In this startling memoir the New York playwright, performer and feminist meticulously and graphically charts her journey through uterine cancer. She pulls no punches, but delivers hard knocks in plain language.
And she does it at a breakneck pace. Within the first six pages we learn about her alienation from her own body because of a remote mother and an abusive father, her attempts -- through substances and sex -- to connect with her body.
She describes her fascination with women's bodies that spawned her most celebrated work, The Vagina Monologues. This fascination led her to a group of women in the Congo who had been raped by the agents of armed conflict in a war over control of precious minerals buried deep in the earth.
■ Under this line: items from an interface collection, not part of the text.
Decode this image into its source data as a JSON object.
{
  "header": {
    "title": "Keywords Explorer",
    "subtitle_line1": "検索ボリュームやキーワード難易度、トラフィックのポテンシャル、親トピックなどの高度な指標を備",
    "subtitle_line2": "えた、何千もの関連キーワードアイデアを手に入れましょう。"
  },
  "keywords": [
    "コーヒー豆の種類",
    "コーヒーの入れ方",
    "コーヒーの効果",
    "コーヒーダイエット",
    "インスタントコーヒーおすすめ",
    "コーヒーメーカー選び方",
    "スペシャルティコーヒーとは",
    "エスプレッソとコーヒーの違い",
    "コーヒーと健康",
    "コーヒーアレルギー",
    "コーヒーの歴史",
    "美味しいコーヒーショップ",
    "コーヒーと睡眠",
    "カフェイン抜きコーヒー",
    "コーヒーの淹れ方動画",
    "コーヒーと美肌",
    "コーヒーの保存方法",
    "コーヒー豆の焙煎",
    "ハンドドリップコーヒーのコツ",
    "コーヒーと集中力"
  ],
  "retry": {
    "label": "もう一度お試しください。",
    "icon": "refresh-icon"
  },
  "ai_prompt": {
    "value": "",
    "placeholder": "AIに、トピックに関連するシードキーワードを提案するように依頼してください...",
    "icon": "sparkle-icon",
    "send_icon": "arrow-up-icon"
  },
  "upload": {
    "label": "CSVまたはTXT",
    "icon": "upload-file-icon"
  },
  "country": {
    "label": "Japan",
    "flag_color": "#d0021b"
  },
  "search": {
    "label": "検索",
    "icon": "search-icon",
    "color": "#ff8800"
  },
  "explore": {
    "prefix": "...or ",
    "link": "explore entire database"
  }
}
She then deftly weaves a connection between these rapes and the plundering of the land's resources, between her own disconnection from her body and her disconnection from the earth.
All of this occurs before page seven, where she introduces "Cancer."
Cancer becomes her agent of change, it forces her to finally connect with her own body.
Within this illness she sees not only her own condition, but the cancer of a world that equates uncontrolled growth with prosperity, that values progress at any price.
The book takes us from diagnosis to cure and finally to a call to arms. Ensler's activism is never far below the surface -- even in the throes of her disease, she makes daily contact with Mama C, her colleague in the Congo, to check up on the progress of their work together.
In a bitter twist, the effects of Ensler's uterine cancer are much the same as the effects of brutal rapes of the Congolese women she had been working with. Her cancer gives her the chance to understand viscerally what these women are coping with physically (if not emotionally).
In the Body of the World is brimming with grace. Never lapsing into blame or self-pity, Ensler instead provides a model for coping with catastrophic illness. Painfully aware of her privilege owing to her work in the Congo, Ensler is grateful to the point of apologetic for the care she receives.
The book, while presenting difficult material, is remarkably easy to read. Ensler has broken down the text into short chapters, creating easily manageable bits out of what would otherwise be a daunting enterprise.
Her writing has the easy, familiar feel of a journal, yet it's highly sophisticated in its imagery and metaphors. She presents honest and astute observation in clear and unadorned language.
She is courageous in her candour, not only in describing the processes of her own body, but in welcoming the reader into her most intimate relationships.
With nothing augmented and nothing denied, Ensler has once again created a work of genuine resonance that speaks to us all.
Debbie Patterson is a Winnipeg playwright and performer.
In the Body of the World
By Eve Ensler
Random House Canada, 217 pages, $23